§ **YOUR GOAL**
Copy the entries below verbatim, omitting any pictures they contain.

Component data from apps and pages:
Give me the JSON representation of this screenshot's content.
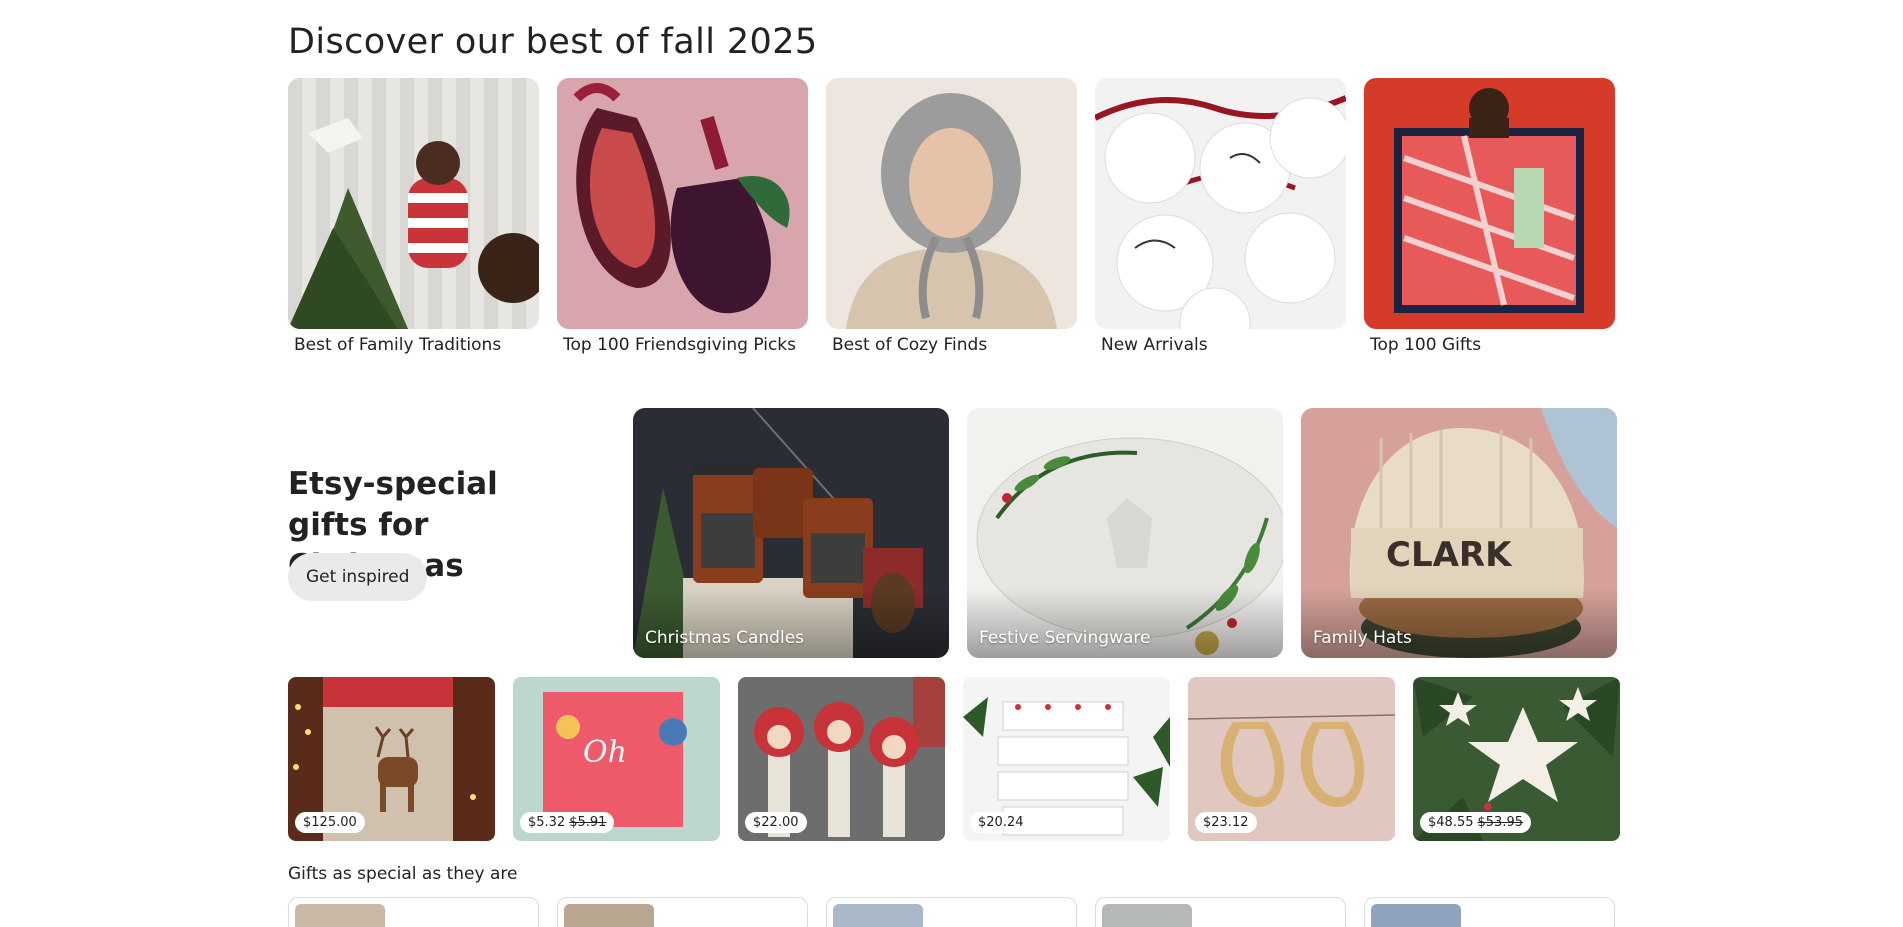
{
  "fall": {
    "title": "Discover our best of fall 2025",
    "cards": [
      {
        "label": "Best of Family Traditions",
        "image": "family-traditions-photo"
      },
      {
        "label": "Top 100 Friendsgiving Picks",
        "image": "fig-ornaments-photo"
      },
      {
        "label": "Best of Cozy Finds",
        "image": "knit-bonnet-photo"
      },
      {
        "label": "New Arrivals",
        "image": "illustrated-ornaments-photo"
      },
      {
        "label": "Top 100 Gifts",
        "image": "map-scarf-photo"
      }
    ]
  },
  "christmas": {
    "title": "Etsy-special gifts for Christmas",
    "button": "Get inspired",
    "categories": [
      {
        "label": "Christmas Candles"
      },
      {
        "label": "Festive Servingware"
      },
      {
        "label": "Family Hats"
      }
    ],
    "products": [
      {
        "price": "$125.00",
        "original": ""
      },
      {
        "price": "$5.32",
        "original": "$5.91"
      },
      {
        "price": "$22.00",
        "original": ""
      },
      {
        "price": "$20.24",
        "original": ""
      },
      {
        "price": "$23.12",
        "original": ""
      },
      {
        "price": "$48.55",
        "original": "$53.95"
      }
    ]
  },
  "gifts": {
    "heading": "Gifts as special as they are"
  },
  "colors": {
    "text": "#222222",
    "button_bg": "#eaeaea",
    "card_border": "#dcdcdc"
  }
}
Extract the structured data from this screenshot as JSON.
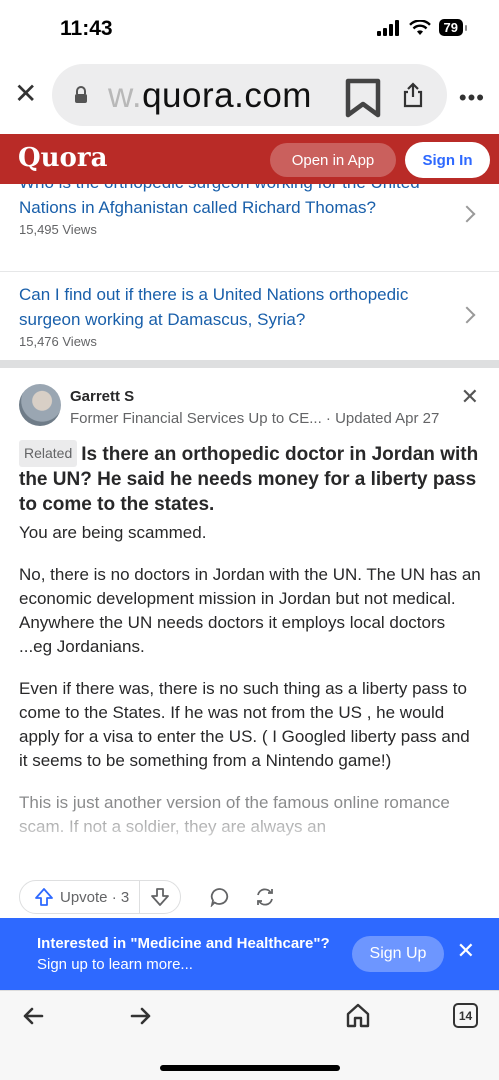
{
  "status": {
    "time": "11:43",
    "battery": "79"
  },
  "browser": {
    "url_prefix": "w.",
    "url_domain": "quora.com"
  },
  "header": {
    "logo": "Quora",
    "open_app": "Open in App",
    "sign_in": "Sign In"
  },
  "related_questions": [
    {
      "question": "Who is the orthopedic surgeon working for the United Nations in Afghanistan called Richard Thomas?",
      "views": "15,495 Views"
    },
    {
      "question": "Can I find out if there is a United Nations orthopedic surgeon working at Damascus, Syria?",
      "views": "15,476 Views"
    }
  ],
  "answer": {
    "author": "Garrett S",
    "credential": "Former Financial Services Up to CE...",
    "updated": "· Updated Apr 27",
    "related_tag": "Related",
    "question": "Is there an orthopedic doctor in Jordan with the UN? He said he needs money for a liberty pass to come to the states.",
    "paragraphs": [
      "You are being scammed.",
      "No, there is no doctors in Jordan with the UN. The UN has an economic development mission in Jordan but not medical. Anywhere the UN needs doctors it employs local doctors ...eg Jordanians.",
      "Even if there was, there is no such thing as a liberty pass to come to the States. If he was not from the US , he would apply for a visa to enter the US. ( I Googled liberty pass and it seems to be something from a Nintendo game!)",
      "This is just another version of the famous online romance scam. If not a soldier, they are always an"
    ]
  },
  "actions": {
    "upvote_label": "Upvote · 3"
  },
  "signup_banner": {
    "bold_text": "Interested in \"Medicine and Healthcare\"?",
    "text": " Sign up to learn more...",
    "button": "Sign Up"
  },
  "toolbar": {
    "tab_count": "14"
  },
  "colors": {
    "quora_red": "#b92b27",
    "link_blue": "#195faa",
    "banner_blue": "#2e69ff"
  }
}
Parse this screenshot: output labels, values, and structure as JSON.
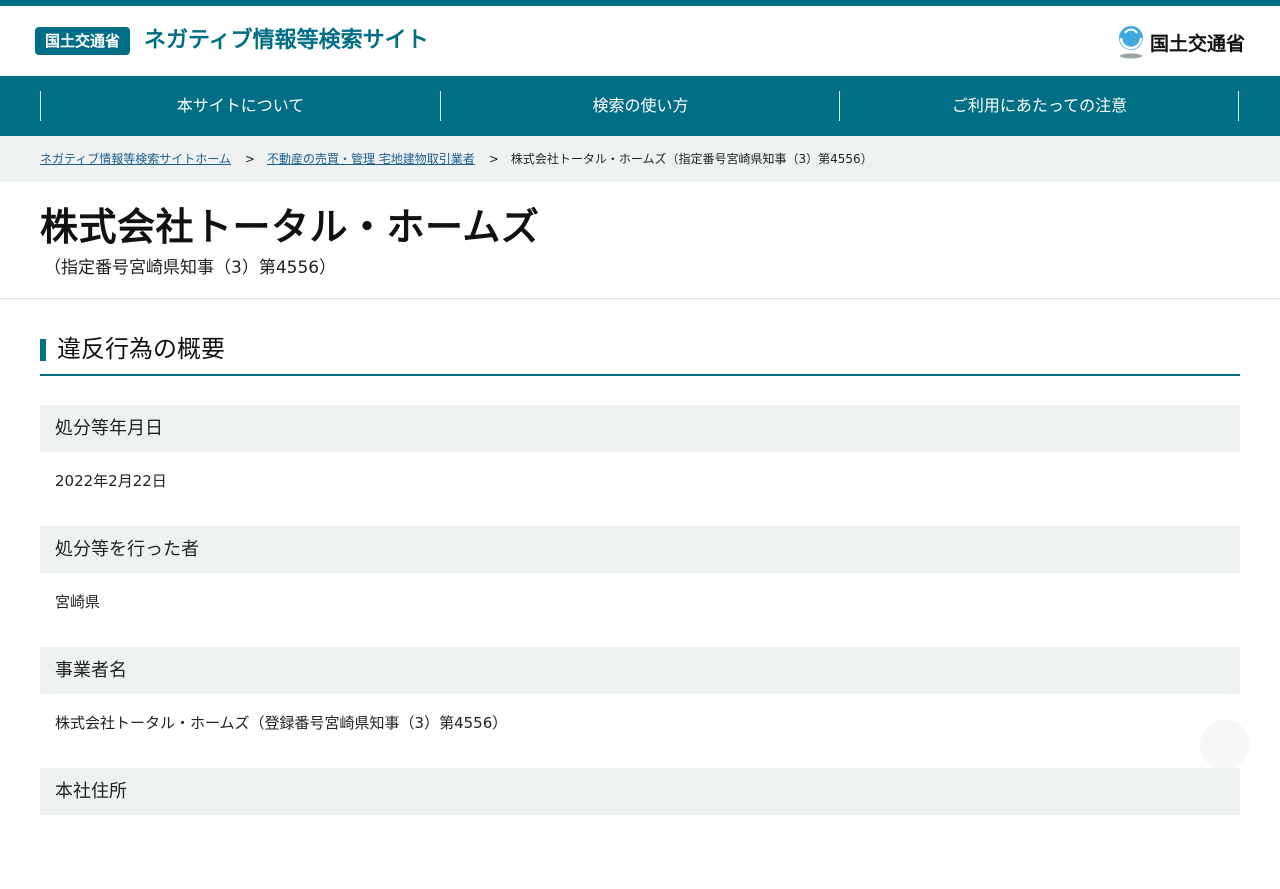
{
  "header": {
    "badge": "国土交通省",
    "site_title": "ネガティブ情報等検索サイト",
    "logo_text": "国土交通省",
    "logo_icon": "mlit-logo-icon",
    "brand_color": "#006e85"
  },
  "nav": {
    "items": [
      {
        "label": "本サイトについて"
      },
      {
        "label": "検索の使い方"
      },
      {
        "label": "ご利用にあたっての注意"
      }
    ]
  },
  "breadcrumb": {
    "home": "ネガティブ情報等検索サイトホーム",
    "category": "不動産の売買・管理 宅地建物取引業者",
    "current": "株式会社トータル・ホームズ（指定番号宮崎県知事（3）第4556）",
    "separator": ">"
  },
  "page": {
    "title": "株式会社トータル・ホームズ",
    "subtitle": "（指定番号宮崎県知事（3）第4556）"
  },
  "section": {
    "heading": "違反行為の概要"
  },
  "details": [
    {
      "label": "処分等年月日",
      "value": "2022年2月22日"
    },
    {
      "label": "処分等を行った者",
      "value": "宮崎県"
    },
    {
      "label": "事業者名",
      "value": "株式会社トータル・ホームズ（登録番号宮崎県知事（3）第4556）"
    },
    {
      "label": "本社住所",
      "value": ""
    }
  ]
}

§ **EXPECTED OUTPUT**
Give me the JSON representation of this screenshot's content.
{
  "fall": {
    "title": "Discover our best of fall 2025",
    "cards": [
      {
        "label": "Best of Family Traditions",
        "image": "family-traditions-photo"
      },
      {
        "label": "Top 100 Friendsgiving Picks",
        "image": "fig-ornaments-photo"
      },
      {
        "label": "Best of Cozy Finds",
        "image": "knit-bonnet-photo"
      },
      {
        "label": "New Arrivals",
        "image": "illustrated-ornaments-photo"
      },
      {
        "label": "Top 100 Gifts",
        "image": "map-scarf-photo"
      }
    ]
  },
  "christmas": {
    "title": "Etsy-special gifts for Christmas",
    "button": "Get inspired",
    "categories": [
      {
        "label": "Christmas Candles"
      },
      {
        "label": "Festive Servingware"
      },
      {
        "label": "Family Hats"
      }
    ],
    "products": [
      {
        "price": "$125.00",
        "original": ""
      },
      {
        "price": "$5.32",
        "original": "$5.91"
      },
      {
        "price": "$22.00",
        "original": ""
      },
      {
        "price": "$20.24",
        "original": ""
      },
      {
        "price": "$23.12",
        "original": ""
      },
      {
        "price": "$48.55",
        "original": "$53.95"
      }
    ]
  },
  "gifts": {
    "heading": "Gifts as special as they are"
  },
  "colors": {
    "text": "#222222",
    "button_bg": "#eaeaea",
    "card_border": "#dcdcdc"
  }
}
Extract the structured data from this screenshot as JSON.
{
  "status": {
    "time": "11:43",
    "battery": "79"
  },
  "browser": {
    "url_prefix": "w.",
    "url_domain": "quora.com"
  },
  "header": {
    "logo": "Quora",
    "open_app": "Open in App",
    "sign_in": "Sign In"
  },
  "related_questions": [
    {
      "question": "Who is the orthopedic surgeon working for the United Nations in Afghanistan called Richard Thomas?",
      "views": "15,495 Views"
    },
    {
      "question": "Can I find out if there is a United Nations orthopedic surgeon working at Damascus, Syria?",
      "views": "15,476 Views"
    }
  ],
  "answer": {
    "author": "Garrett S",
    "credential": "Former Financial Services Up to CE...",
    "updated": "· Updated Apr 27",
    "related_tag": "Related",
    "question": "Is there an orthopedic doctor in Jordan with the UN? He said he needs money for a liberty pass to come to the states.",
    "paragraphs": [
      "You are being scammed.",
      "No, there is no doctors in Jordan with the UN. The UN has an economic development mission in Jordan but not medical. Anywhere the UN needs doctors it employs local doctors ...eg Jordanians.",
      "Even if there was, there is no such thing as a liberty pass to come to the States. If he was not from the US , he would apply for a visa to enter the US. ( I Googled liberty pass and it seems to be something from a Nintendo game!)",
      "This is just another version of the famous online romance scam. If not a soldier, they are always an"
    ]
  },
  "actions": {
    "upvote_label": "Upvote · 3"
  },
  "signup_banner": {
    "bold_text": "Interested in \"Medicine and Healthcare\"?",
    "text": " Sign up to learn more...",
    "button": "Sign Up"
  },
  "toolbar": {
    "tab_count": "14"
  },
  "colors": {
    "quora_red": "#b92b27",
    "link_blue": "#195faa",
    "banner_blue": "#2e69ff"
  }
}
Parse this screenshot: output labels, values, and structure as JSON.
{
  "header": {
    "badge": "国土交通省",
    "site_title": "ネガティブ情報等検索サイト",
    "logo_text": "国土交通省",
    "logo_icon": "mlit-logo-icon",
    "brand_color": "#006e85"
  },
  "nav": {
    "items": [
      {
        "label": "本サイトについて"
      },
      {
        "label": "検索の使い方"
      },
      {
        "label": "ご利用にあたっての注意"
      }
    ]
  },
  "breadcrumb": {
    "home": "ネガティブ情報等検索サイトホーム",
    "category": "不動産の売買・管理 宅地建物取引業者",
    "current": "株式会社トータル・ホームズ（指定番号宮崎県知事（3）第4556）",
    "separator": ">"
  },
  "page": {
    "title": "株式会社トータル・ホームズ",
    "subtitle": "（指定番号宮崎県知事（3）第4556）"
  },
  "section": {
    "heading": "違反行為の概要"
  },
  "details": [
    {
      "label": "処分等年月日",
      "value": "2022年2月22日"
    },
    {
      "label": "処分等を行った者",
      "value": "宮崎県"
    },
    {
      "label": "事業者名",
      "value": "株式会社トータル・ホームズ（登録番号宮崎県知事（3）第4556）"
    },
    {
      "label": "本社住所",
      "value": ""
    }
  ]
}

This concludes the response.